*** Opening of Listed entries ***

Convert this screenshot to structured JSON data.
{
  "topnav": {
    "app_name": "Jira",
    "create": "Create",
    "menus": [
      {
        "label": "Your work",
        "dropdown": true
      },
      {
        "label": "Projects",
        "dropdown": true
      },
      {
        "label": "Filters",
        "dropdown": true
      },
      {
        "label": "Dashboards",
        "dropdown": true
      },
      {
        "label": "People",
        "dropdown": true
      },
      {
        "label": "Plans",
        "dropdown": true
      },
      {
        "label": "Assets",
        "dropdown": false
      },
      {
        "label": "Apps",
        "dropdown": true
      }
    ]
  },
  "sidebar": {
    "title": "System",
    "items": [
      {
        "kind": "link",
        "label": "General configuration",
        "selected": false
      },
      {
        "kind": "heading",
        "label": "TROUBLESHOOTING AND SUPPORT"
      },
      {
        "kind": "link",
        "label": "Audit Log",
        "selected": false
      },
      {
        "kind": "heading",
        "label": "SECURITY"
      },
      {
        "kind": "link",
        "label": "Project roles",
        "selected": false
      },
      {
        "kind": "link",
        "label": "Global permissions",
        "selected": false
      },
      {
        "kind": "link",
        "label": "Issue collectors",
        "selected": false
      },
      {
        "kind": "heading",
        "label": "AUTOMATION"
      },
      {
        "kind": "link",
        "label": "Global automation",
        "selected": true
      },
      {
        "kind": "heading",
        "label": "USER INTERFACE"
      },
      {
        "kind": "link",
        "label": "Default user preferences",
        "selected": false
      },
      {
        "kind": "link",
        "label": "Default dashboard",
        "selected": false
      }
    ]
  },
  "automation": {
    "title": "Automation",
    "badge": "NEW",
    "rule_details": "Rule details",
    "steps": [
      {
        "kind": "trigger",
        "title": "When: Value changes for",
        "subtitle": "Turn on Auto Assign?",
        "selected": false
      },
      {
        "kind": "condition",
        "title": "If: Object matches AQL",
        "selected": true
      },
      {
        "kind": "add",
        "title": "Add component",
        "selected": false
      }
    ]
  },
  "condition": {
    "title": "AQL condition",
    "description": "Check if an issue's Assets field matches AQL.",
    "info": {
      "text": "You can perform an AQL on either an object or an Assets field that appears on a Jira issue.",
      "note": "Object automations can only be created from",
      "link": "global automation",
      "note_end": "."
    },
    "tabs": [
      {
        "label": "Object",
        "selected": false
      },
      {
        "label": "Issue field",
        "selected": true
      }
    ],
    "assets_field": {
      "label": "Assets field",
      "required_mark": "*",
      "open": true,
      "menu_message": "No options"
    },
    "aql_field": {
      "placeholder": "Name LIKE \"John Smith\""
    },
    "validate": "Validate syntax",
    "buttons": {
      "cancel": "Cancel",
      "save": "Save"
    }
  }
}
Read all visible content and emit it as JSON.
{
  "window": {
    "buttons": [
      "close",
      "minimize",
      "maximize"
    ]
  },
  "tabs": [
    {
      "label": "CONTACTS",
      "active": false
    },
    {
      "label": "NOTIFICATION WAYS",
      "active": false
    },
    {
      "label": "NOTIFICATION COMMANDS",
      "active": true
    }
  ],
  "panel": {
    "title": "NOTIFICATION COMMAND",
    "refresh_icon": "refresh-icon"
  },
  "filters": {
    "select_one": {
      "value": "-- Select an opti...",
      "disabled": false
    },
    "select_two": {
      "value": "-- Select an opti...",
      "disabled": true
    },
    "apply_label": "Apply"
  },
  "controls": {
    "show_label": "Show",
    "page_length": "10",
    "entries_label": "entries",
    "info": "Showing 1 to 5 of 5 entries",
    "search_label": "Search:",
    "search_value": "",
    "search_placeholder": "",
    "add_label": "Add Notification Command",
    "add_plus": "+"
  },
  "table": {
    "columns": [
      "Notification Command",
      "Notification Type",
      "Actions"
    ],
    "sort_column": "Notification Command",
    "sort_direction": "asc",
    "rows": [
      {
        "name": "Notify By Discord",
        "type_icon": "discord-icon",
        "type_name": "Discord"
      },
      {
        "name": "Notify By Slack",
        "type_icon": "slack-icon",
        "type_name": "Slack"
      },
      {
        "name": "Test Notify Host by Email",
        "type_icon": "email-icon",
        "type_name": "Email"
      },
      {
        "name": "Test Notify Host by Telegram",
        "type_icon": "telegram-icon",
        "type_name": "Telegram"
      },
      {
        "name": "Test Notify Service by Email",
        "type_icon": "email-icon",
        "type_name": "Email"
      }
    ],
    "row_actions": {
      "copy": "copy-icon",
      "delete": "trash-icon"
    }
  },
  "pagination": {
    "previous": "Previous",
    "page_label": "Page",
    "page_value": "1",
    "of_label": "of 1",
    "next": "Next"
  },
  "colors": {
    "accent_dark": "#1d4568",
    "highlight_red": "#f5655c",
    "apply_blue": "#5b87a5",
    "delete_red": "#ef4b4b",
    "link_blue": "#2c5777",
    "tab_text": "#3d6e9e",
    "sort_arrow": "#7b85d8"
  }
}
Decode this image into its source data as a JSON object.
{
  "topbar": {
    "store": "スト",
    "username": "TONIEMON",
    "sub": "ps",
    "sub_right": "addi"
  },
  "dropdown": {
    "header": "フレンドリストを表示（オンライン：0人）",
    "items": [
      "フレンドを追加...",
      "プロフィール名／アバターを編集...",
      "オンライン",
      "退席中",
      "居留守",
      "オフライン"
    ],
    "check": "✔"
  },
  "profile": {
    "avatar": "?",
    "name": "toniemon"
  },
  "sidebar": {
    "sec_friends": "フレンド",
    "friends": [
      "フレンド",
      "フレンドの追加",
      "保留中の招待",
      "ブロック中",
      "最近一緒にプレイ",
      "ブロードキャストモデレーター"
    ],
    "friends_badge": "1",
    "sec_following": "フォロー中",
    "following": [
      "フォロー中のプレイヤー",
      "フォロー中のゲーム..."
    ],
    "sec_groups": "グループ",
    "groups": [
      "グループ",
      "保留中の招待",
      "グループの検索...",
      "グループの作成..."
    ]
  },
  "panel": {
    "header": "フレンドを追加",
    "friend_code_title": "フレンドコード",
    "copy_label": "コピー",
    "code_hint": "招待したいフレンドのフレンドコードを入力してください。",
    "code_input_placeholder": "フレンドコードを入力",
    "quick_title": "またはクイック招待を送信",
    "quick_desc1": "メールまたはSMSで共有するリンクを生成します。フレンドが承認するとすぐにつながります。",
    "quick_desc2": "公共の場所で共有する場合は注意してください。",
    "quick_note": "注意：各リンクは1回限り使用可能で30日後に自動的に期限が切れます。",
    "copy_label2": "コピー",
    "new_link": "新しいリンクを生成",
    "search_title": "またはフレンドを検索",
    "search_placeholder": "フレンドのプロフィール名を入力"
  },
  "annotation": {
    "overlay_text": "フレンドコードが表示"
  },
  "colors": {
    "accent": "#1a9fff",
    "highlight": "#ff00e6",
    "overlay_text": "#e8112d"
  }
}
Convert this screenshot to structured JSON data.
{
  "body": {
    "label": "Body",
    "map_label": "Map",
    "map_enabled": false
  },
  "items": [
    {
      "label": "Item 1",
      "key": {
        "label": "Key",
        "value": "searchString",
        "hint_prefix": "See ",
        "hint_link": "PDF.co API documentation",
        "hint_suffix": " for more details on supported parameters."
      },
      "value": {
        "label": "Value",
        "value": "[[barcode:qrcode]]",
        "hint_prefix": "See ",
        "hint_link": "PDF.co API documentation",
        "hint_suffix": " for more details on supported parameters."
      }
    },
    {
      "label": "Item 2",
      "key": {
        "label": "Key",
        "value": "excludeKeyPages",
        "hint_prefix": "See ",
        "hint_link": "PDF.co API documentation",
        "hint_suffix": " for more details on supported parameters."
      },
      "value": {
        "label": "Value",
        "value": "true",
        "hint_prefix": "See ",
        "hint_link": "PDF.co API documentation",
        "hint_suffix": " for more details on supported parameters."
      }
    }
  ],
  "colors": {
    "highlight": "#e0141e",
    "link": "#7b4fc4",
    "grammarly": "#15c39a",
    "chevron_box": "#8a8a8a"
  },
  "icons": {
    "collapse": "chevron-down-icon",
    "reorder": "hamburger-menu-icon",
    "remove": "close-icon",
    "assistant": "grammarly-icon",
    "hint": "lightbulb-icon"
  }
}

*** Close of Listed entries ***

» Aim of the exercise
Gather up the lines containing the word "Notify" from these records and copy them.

» Task output
        "name": "Notify By Discord",
        "name": "Notify By Slack",
        "name": "Test Notify Host by Email",
        "name": "Test Notify Host by Telegram",
        "name": "Test Notify Service by Email",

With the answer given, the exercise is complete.